- _TASK_
Give back the lines below exactly, but do not include any pictures.

[App and web page records]
==========
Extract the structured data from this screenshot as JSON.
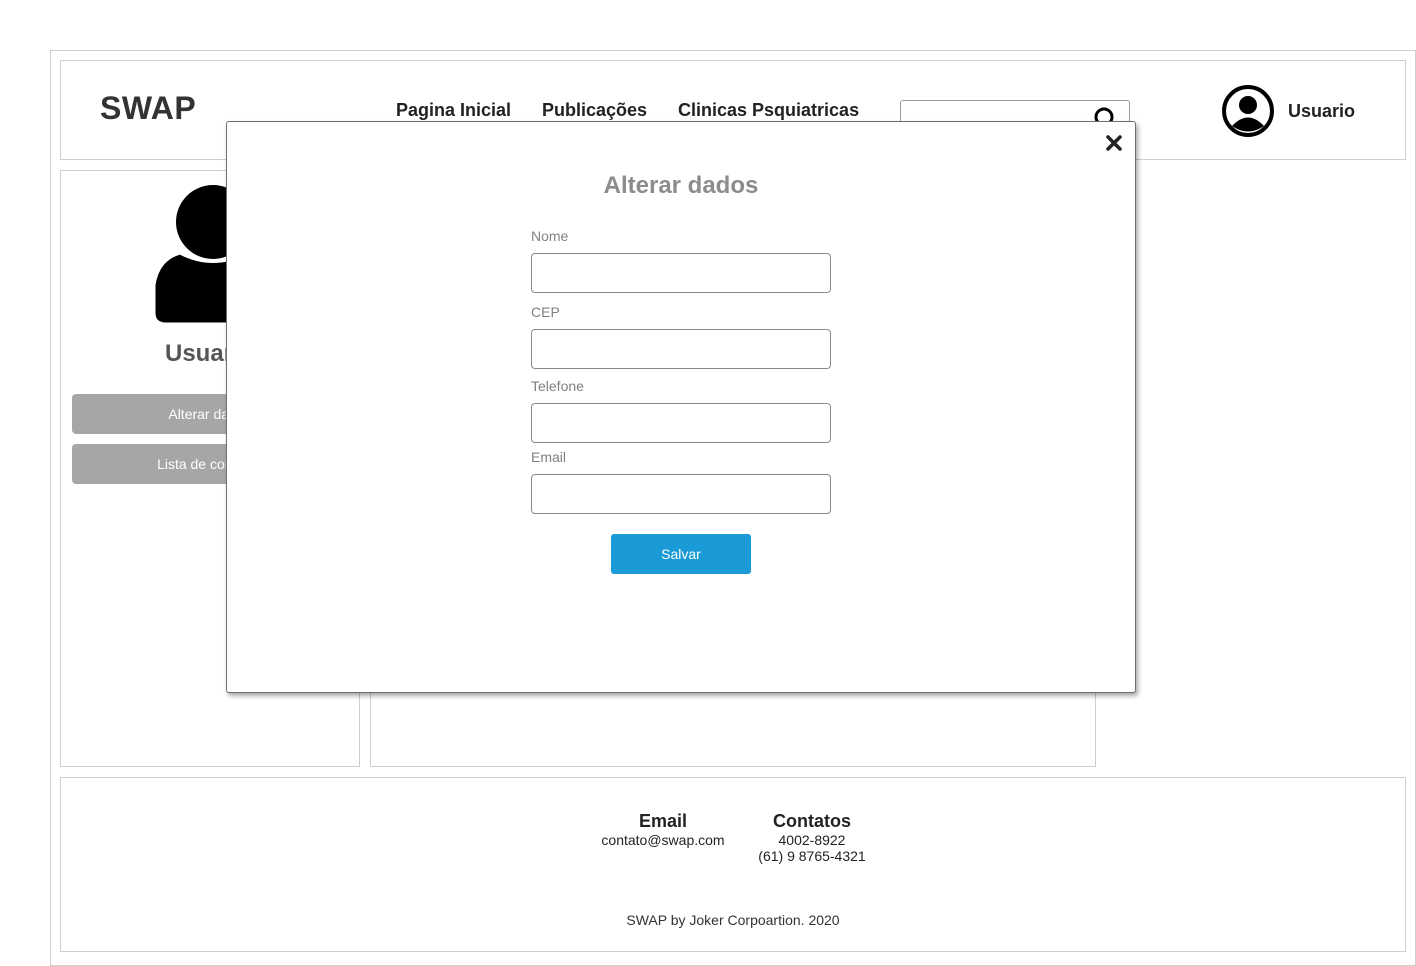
{
  "header": {
    "logo": "SWAP",
    "nav": [
      {
        "label": "Pagina Inicial"
      },
      {
        "label": "Publicações"
      },
      {
        "label": "Clinicas Psquiatricas"
      }
    ],
    "search": {
      "value": "",
      "icon": "search-icon"
    },
    "user": {
      "avatar_icon": "user-circle-icon",
      "label": "Usuario"
    }
  },
  "profile": {
    "avatar_icon": "user-silhouette-icon",
    "name": "Usuario",
    "buttons": [
      {
        "label": "Alterar dados"
      },
      {
        "label": "Lista de contatos"
      }
    ]
  },
  "modal": {
    "title": "Alterar dados",
    "close_icon": "close-icon",
    "fields": [
      {
        "label": "Nome",
        "value": "",
        "placeholder": ""
      },
      {
        "label": "CEP",
        "value": "",
        "placeholder": ""
      },
      {
        "label": "Telefone",
        "value": "",
        "placeholder": ""
      },
      {
        "label": "Email",
        "value": "",
        "placeholder": ""
      }
    ],
    "save_label": "Salvar",
    "save_color": "#1a9ad6"
  },
  "footer": {
    "email": {
      "heading": "Email",
      "value": "contato@swap.com"
    },
    "contacts": {
      "heading": "Contatos",
      "phone1": "4002-8922",
      "phone2": "(61) 9 8765-4321"
    },
    "copyright": "SWAP by Joker Corpoartion. 2020"
  }
}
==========
- _ANSWER SECTION_
Extract the structured data from this screenshot as JSON.
{
  "header": {
    "logo": "SWAP",
    "nav": [
      {
        "label": "Pagina Inicial"
      },
      {
        "label": "Publicações"
      },
      {
        "label": "Clinicas Psquiatricas"
      }
    ],
    "search": {
      "value": "",
      "icon": "search-icon"
    },
    "user": {
      "avatar_icon": "user-circle-icon",
      "label": "Usuario"
    }
  },
  "profile": {
    "avatar_icon": "user-silhouette-icon",
    "name": "Usuario",
    "buttons": [
      {
        "label": "Alterar dados"
      },
      {
        "label": "Lista de contatos"
      }
    ]
  },
  "modal": {
    "title": "Alterar dados",
    "close_icon": "close-icon",
    "fields": [
      {
        "label": "Nome",
        "value": "",
        "placeholder": ""
      },
      {
        "label": "CEP",
        "value": "",
        "placeholder": ""
      },
      {
        "label": "Telefone",
        "value": "",
        "placeholder": ""
      },
      {
        "label": "Email",
        "value": "",
        "placeholder": ""
      }
    ],
    "save_label": "Salvar",
    "save_color": "#1a9ad6"
  },
  "footer": {
    "email": {
      "heading": "Email",
      "value": "contato@swap.com"
    },
    "contacts": {
      "heading": "Contatos",
      "phone1": "4002-8922",
      "phone2": "(61) 9 8765-4321"
    },
    "copyright": "SWAP by Joker Corpoartion. 2020"
  }
}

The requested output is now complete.